• _THE PROBLEM_: Search the material and gather each line with "marker" in it.
══════
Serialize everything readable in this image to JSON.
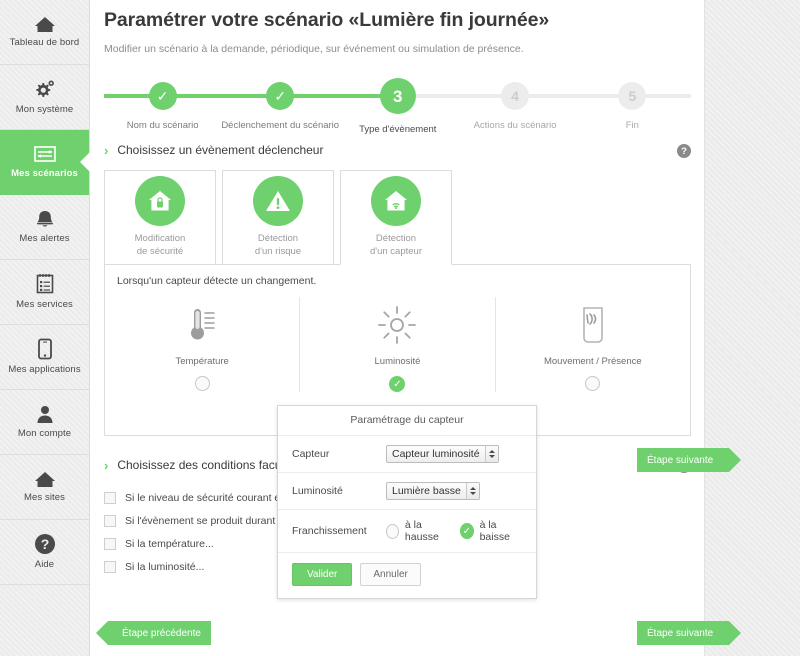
{
  "sidebar": {
    "items": [
      {
        "label": "Tableau de bord",
        "icon": "home-icon",
        "active": false
      },
      {
        "label": "Mon système",
        "icon": "gear-icon",
        "active": false
      },
      {
        "label": "Mes scénarios",
        "icon": "sliders-icon",
        "active": true
      },
      {
        "label": "Mes alertes",
        "icon": "bell-icon",
        "active": false
      },
      {
        "label": "Mes services",
        "icon": "clipboard-icon",
        "active": false
      },
      {
        "label": "Mes applications",
        "icon": "smartphone-icon",
        "active": false
      },
      {
        "label": "Mon compte",
        "icon": "user-icon",
        "active": false
      },
      {
        "label": "Mes sites",
        "icon": "home-icon",
        "active": false
      },
      {
        "label": "Aide",
        "icon": "question-circle-icon",
        "active": false
      }
    ]
  },
  "header": {
    "title": "Paramétrer votre scénario «Lumière fin journée»",
    "subtitle": "Modifier un scénario à la demande, périodique, sur événement ou simulation de présence."
  },
  "stepper": {
    "current_step": 3,
    "steps": [
      {
        "marker": "✓",
        "label": "Nom du scénario",
        "state": "done"
      },
      {
        "marker": "✓",
        "label": "Déclenchement du scénario",
        "state": "done"
      },
      {
        "marker": "3",
        "label": "Type d'évènement",
        "state": "current"
      },
      {
        "marker": "4",
        "label": "Actions du scénario",
        "state": "todo"
      },
      {
        "marker": "5",
        "label": "Fin",
        "state": "todo"
      }
    ]
  },
  "trigger_section": {
    "chevron": "›",
    "title": "Choisissez un évènement déclencheur",
    "help": "?",
    "tabs": [
      {
        "line1": "Modification",
        "line2": "de sécurité",
        "icon": "shield-home-icon",
        "active": false
      },
      {
        "line1": "Détection",
        "line2": "d'un risque",
        "icon": "warning-triangle-icon",
        "active": false
      },
      {
        "line1": "Détection",
        "line2": "d'un capteur",
        "icon": "sensor-home-icon",
        "active": true
      }
    ],
    "panel_hint": "Lorsqu'un capteur détecte un changement.",
    "sensors": [
      {
        "label": "Température",
        "icon": "thermometer-icon",
        "selected": false
      },
      {
        "label": "Luminosité",
        "icon": "sun-icon",
        "selected": true
      },
      {
        "label": "Mouvement / Présence",
        "icon": "motion-detector-icon",
        "selected": false
      }
    ]
  },
  "conditions_section": {
    "chevron": "›",
    "title": "Choisissez des conditions faculta",
    "help": "?",
    "items": [
      {
        "label": "Si le niveau de sécurité courant est...",
        "checked": false
      },
      {
        "label": "Si l'évènement se produit durant les pl",
        "checked": false
      },
      {
        "label": "Si la température...",
        "checked": false
      },
      {
        "label": "Si la luminosité...",
        "checked": false
      }
    ]
  },
  "modal": {
    "title": "Paramétrage du capteur",
    "rows": [
      {
        "label": "Capteur",
        "value": "Capteur luminosité"
      },
      {
        "label": "Luminosité",
        "value": "Lumière basse"
      }
    ],
    "crossing": {
      "label": "Franchissement",
      "options": [
        {
          "label": "à la hausse",
          "selected": false
        },
        {
          "label": "à la baisse",
          "selected": true
        }
      ]
    },
    "confirm_label": "Valider",
    "cancel_label": "Annuler"
  },
  "footer": {
    "next_label_top": "Étape suivante",
    "next_label_bottom": "Étape suivante",
    "prev_label": "Étape précédente"
  },
  "colors": {
    "accent_green": "#6ed16e",
    "text_dark": "#3a3a3a",
    "muted": "#9a9a9a",
    "page_bg": "#ebebeb"
  }
}
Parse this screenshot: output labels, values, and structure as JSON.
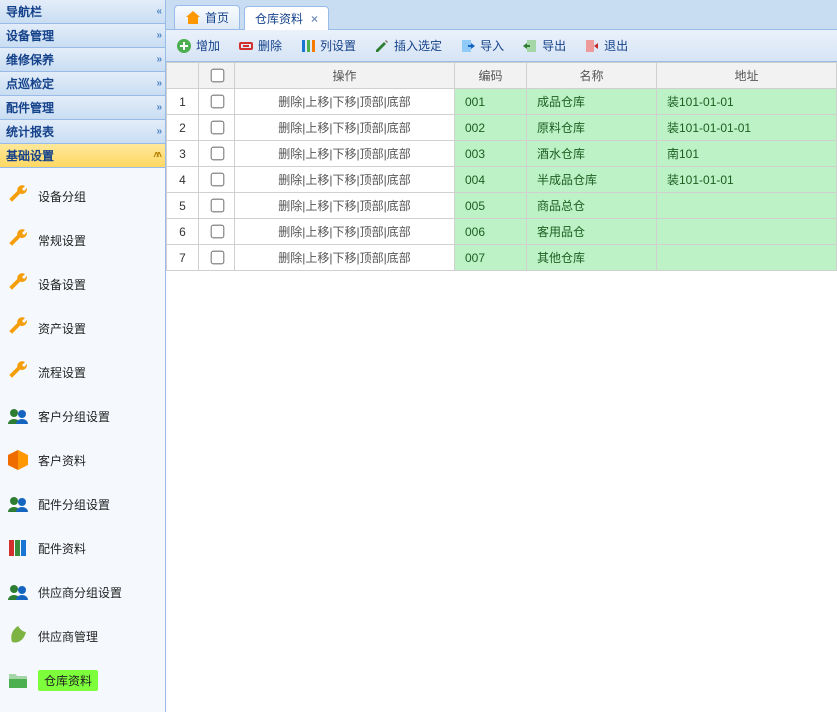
{
  "sidebar": {
    "title": "导航栏",
    "groups": [
      {
        "label": "设备管理"
      },
      {
        "label": "维修保养"
      },
      {
        "label": "点巡检定"
      },
      {
        "label": "配件管理"
      },
      {
        "label": "统计报表"
      },
      {
        "label": "基础设置",
        "active": true
      }
    ],
    "items": [
      {
        "label": "设备分组",
        "icon": "wrench"
      },
      {
        "label": "常规设置",
        "icon": "wrench"
      },
      {
        "label": "设备设置",
        "icon": "wrench"
      },
      {
        "label": "资产设置",
        "icon": "wrench"
      },
      {
        "label": "流程设置",
        "icon": "wrench"
      },
      {
        "label": "客户分组设置",
        "icon": "group"
      },
      {
        "label": "客户资料",
        "icon": "box"
      },
      {
        "label": "配件分组设置",
        "icon": "group"
      },
      {
        "label": "配件资料",
        "icon": "books"
      },
      {
        "label": "供应商分组设置",
        "icon": "group"
      },
      {
        "label": "供应商管理",
        "icon": "leaf"
      },
      {
        "label": "仓库资料",
        "icon": "folder",
        "selected": true
      }
    ]
  },
  "tabs": [
    {
      "label": "首页",
      "icon": "home",
      "closable": false
    },
    {
      "label": "仓库资料",
      "active": true,
      "closable": true
    }
  ],
  "toolbar": [
    {
      "key": "add",
      "label": "增加"
    },
    {
      "key": "delete",
      "label": "删除"
    },
    {
      "key": "columns",
      "label": "列设置"
    },
    {
      "key": "insert",
      "label": "插入选定"
    },
    {
      "key": "import",
      "label": "导入"
    },
    {
      "key": "export",
      "label": "导出"
    },
    {
      "key": "exit",
      "label": "退出"
    }
  ],
  "grid": {
    "headers": {
      "ops": "操作",
      "code": "编码",
      "name": "名称",
      "addr": "地址"
    },
    "row_ops_text": "删除|上移|下移|顶部|底部",
    "rows": [
      {
        "code": "001",
        "name": "成品仓库",
        "addr": "装101-01-01"
      },
      {
        "code": "002",
        "name": "原料仓库",
        "addr": "装101-01-01-01"
      },
      {
        "code": "003",
        "name": "酒水仓库",
        "addr": "南101"
      },
      {
        "code": "004",
        "name": "半成品仓库",
        "addr": "装101-01-01"
      },
      {
        "code": "005",
        "name": "商品总仓",
        "addr": ""
      },
      {
        "code": "006",
        "name": "客用品仓",
        "addr": ""
      },
      {
        "code": "007",
        "name": "其他仓库",
        "addr": ""
      }
    ]
  }
}
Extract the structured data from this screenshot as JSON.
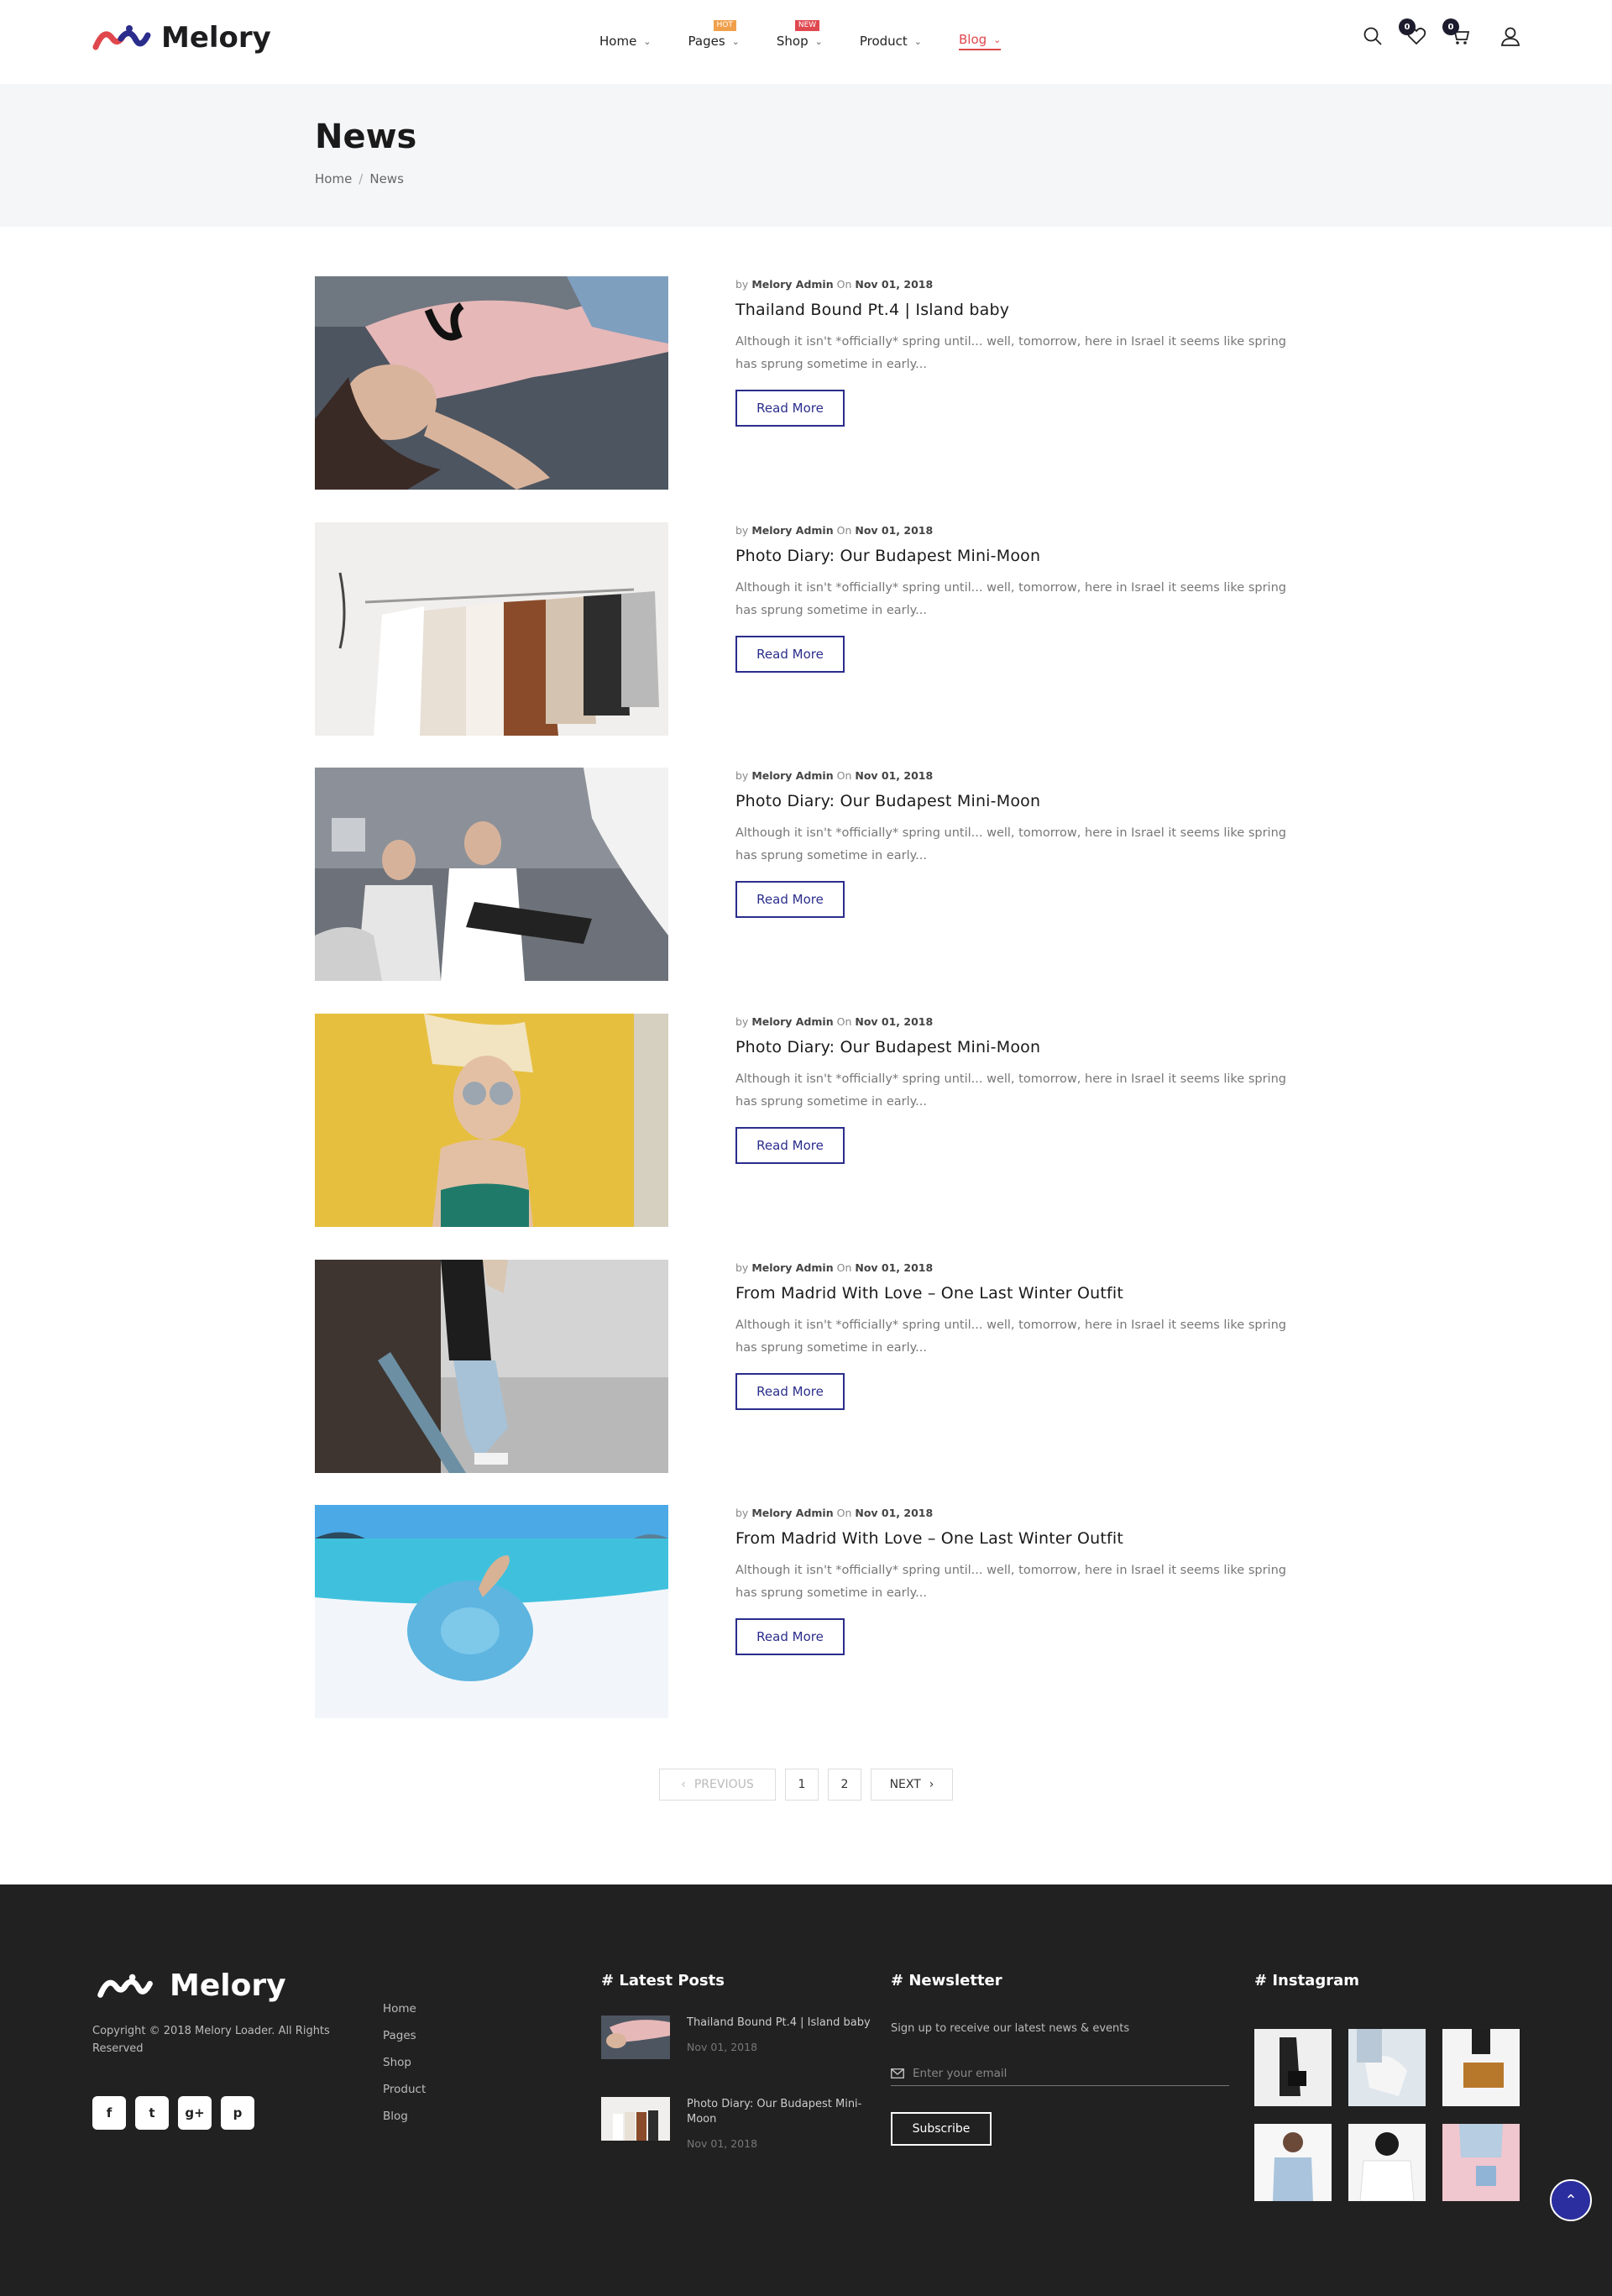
{
  "header": {
    "logo_text": "Melory",
    "nav": [
      {
        "label": "Home",
        "badge": ""
      },
      {
        "label": "Pages",
        "badge": "HOT"
      },
      {
        "label": "Shop",
        "badge": "NEW"
      },
      {
        "label": "Product",
        "badge": ""
      },
      {
        "label": "Blog",
        "badge": ""
      }
    ],
    "wishlist_count": "0",
    "cart_count": "0"
  },
  "banner": {
    "title": "News",
    "breadcrumb": [
      "Home",
      "/",
      "News"
    ]
  },
  "posts": [
    {
      "by": "by",
      "author": "Melory Admin",
      "on": "On",
      "date": "Nov 01, 2018",
      "title": "Thailand Bound Pt.4 | Island baby",
      "excerpt": "Although it isn't *officially* spring until... well, tomorrow, here in Israel it seems like spring has sprung sometime in early...",
      "button": "Read More"
    },
    {
      "by": "by",
      "author": "Melory Admin",
      "on": "On",
      "date": "Nov 01, 2018",
      "title": "Photo Diary: Our Budapest Mini-Moon",
      "excerpt": "Although it isn't *officially* spring until... well, tomorrow, here in Israel it seems like spring has sprung sometime in early...",
      "button": "Read More"
    },
    {
      "by": "by",
      "author": "Melory Admin",
      "on": "On",
      "date": "Nov 01, 2018",
      "title": "Photo Diary: Our Budapest Mini-Moon",
      "excerpt": "Although it isn't *officially* spring until... well, tomorrow, here in Israel it seems like spring has sprung sometime in early...",
      "button": "Read More"
    },
    {
      "by": "by",
      "author": "Melory Admin",
      "on": "On",
      "date": "Nov 01, 2018",
      "title": "Photo Diary: Our Budapest Mini-Moon",
      "excerpt": "Although it isn't *officially* spring until... well, tomorrow, here in Israel it seems like spring has sprung sometime in early...",
      "button": "Read More"
    },
    {
      "by": "by",
      "author": "Melory Admin",
      "on": "On",
      "date": "Nov 01, 2018",
      "title": "From Madrid With Love – One Last Winter Outfit",
      "excerpt": "Although it isn't *officially* spring until... well, tomorrow, here in Israel it seems like spring has sprung sometime in early...",
      "button": "Read More"
    },
    {
      "by": "by",
      "author": "Melory Admin",
      "on": "On",
      "date": "Nov 01, 2018",
      "title": "From Madrid With Love – One Last Winter Outfit",
      "excerpt": "Although it isn't *officially* spring until... well, tomorrow, here in Israel it seems like spring has sprung sometime in early...",
      "button": "Read More"
    }
  ],
  "pagination": {
    "prev": "PREVIOUS",
    "pages": [
      "1",
      "2"
    ],
    "next": "NEXT"
  },
  "footer": {
    "logo_text": "Melory",
    "copyright": "Copyright © 2018 Melory Loader. All Rights Reserved",
    "socials": [
      "f",
      "t",
      "g+",
      "p"
    ],
    "links": [
      "Home",
      "Pages",
      "Shop",
      "Product",
      "Blog"
    ],
    "latest_title": "# Latest Posts",
    "latest_posts": [
      {
        "title": "Thailand Bound Pt.4 | Island baby",
        "date": "Nov 01, 2018"
      },
      {
        "title": "Photo Diary: Our Budapest Mini-Moon",
        "date": "Nov 01, 2018"
      }
    ],
    "newsletter_title": "# Newsletter",
    "newsletter_text": "Sign up to receive our latest news & events",
    "email_placeholder": "Enter your email",
    "subscribe_label": "Subscribe",
    "instagram_title": "# Instagram"
  },
  "colors": {
    "accent": "#2b2d8c",
    "blog_active": "#e0474c",
    "footer_bg": "#212121",
    "banner_bg": "#f5f6f8"
  }
}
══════
• _EXERCISE ANSWER_:
        "marker": "✓",
        "marker": "✓",
        "marker": "3",
        "marker": "4",
        "marker": "5",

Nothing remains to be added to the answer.